This week, Summer Sol, the district’s new comprehensive summer program aimed at helping students move past the challenges of the pandemic kicked off to a great start, according to Director of Accelerated Learning and Support Director Brent Cummings.
“With a few days under our belt, we are serving roughly 1,100 kids districtwide,” said Cummings. “In the early morning, 8:30 to 10:30 a.m, we are currently accelerating roughly 250 elementary students, 50 middle school students, and close to 100 high school students in math and reading.”
Cummings reports he expects these numbers to grow throughout the week, and into next week. District staff are also contacting families at home to follow up with households whose students are enrolled, but not yet attending.
Morning acceleration teachers are focused on instruction, with dedicated curriculum from Scholastic, Newsela, and Ready Math, as well as Edgenuity for high school. In 7th grade math at Pioneer Middle School this week students were throwing paper plates to learn about integers, and in kindergarten reading at Berney, these youngsters were proudly standing in front of class sharing their reflections on the story they just read. At Green Park and Edison, students in grades K-2 have received reading and math instruction in Spanish as part of their dual language program acceleration.
“In each building, I’ve witnessed firsthand a lot of community building and classroom bonding between teachers and students over academic instruction,” said Cummings.

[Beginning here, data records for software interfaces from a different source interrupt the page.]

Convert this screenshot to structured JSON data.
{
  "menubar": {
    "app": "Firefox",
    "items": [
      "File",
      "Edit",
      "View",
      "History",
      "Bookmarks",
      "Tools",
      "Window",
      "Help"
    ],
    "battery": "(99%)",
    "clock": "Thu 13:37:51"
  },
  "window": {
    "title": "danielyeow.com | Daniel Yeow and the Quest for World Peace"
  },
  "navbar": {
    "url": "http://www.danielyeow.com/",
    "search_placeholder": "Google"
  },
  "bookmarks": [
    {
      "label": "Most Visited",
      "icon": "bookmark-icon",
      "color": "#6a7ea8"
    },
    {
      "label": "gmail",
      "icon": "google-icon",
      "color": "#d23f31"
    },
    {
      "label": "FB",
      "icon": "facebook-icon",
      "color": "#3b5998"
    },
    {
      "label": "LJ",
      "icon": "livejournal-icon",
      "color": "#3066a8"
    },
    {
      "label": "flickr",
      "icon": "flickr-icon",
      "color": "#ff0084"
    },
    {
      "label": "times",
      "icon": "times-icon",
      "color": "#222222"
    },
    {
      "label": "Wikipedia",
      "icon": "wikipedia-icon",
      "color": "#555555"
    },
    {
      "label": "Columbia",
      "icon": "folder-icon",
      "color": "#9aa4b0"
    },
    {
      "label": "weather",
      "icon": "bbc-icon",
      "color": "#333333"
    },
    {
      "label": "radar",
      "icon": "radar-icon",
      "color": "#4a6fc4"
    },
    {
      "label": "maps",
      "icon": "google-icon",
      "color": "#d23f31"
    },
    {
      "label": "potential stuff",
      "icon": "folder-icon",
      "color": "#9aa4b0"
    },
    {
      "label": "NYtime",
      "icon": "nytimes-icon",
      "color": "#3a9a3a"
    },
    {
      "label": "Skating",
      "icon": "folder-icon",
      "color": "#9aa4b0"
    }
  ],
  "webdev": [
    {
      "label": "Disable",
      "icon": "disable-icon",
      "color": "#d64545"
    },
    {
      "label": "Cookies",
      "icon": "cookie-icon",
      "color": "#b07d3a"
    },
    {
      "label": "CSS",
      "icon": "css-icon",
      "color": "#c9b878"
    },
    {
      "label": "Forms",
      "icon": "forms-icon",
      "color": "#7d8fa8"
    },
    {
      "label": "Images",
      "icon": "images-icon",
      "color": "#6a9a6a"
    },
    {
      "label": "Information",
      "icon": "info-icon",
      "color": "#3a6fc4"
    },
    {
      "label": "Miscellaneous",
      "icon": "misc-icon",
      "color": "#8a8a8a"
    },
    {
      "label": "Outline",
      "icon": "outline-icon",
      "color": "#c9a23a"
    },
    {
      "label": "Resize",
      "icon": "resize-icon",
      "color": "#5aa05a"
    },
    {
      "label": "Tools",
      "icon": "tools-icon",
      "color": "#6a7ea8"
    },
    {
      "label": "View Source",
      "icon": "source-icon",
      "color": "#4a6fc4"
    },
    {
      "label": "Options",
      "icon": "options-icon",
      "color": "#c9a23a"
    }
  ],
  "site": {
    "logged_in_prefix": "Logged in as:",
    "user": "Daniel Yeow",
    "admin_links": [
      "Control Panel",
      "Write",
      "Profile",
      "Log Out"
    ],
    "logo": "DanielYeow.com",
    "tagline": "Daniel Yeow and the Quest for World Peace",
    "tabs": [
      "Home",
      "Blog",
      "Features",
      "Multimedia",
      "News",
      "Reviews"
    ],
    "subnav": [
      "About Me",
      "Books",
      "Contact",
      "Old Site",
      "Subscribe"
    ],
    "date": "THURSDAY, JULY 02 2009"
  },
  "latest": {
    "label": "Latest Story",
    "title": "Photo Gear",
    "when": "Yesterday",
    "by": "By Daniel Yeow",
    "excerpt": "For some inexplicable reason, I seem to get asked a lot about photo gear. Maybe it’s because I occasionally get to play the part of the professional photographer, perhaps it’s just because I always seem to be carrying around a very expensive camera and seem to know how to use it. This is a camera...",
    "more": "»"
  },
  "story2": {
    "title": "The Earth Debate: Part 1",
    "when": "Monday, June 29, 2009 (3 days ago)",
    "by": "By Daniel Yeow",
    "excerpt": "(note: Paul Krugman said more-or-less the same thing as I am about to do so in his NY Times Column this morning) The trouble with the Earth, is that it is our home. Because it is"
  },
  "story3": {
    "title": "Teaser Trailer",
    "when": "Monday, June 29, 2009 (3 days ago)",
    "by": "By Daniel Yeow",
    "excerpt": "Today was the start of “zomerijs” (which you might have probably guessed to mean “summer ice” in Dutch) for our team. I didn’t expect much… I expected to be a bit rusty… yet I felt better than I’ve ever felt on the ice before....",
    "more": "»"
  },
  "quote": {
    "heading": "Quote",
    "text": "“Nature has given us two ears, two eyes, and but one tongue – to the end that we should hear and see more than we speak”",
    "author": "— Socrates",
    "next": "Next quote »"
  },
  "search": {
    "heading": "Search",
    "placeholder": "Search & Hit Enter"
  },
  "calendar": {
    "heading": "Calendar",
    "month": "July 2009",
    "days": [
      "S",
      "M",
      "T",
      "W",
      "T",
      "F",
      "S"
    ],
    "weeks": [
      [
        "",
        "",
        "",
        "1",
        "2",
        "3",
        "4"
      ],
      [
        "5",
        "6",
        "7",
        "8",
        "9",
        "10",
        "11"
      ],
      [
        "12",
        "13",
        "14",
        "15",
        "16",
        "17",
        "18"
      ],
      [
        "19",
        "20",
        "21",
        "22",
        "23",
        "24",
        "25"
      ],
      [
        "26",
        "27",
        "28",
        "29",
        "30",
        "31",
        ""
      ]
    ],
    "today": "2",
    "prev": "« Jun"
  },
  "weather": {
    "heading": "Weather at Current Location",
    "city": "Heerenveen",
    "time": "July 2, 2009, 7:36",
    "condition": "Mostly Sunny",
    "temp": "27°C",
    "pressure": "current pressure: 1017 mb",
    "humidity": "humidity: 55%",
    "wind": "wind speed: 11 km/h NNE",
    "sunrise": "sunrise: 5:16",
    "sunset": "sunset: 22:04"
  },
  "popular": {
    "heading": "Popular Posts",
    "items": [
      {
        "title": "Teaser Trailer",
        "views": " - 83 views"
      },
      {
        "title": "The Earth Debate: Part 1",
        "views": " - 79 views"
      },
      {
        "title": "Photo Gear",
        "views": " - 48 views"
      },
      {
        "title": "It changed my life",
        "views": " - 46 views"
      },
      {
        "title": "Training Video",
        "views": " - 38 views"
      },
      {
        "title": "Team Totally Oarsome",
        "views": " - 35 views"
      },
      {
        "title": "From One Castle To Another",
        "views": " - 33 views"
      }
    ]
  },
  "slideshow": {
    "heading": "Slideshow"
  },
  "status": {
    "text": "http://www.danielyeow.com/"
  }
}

The mid-morning enrichment program is large and fun. At each building, 100 to nearly 200 more students show up for two hours of experiential activities from 10:30 a.m. ot 12:30 p.m. Elementary students have learned about stomatas (Farm2School), shared their personal stories through art (Carnegie Picture Lab), created theater costumes and props (Shakespeare Walla Walla), and engineered miniature machines (WSU 4H Extension). At the middle school and high school levels, students have participated in robotics, Rock Camp (Walla Walla Symphony), creative writing and graphic novel drawing (GEAR UP), and live-streaming/broadcasting the Walla Walla Sweets games and weekly recap show.
“Out of all of this, my favorite part thus far is that our 5-year-olds who start their morning at the Center for Children and Families for academic work are then bussed to the elementary schools for Enrichment,” said Cummings. “These students, many of whom barely come up to my knees, are getting an amazing first impression of their school building, and the students and staff have been so welcoming of their presence. It is an awesome part of the program and truly heartwarming.”
To close the day, there are nearly 250 students staying for onsite YMCA programming. This feature of the program is receiving praise from parents and students alike.
“As we close out this week, we will continue to engage more students in the high quality learning aspects taking place throughout all phases of this first-year program,” said Cummings. “There is room for growth, but we have taken a tremendous first step down this road.”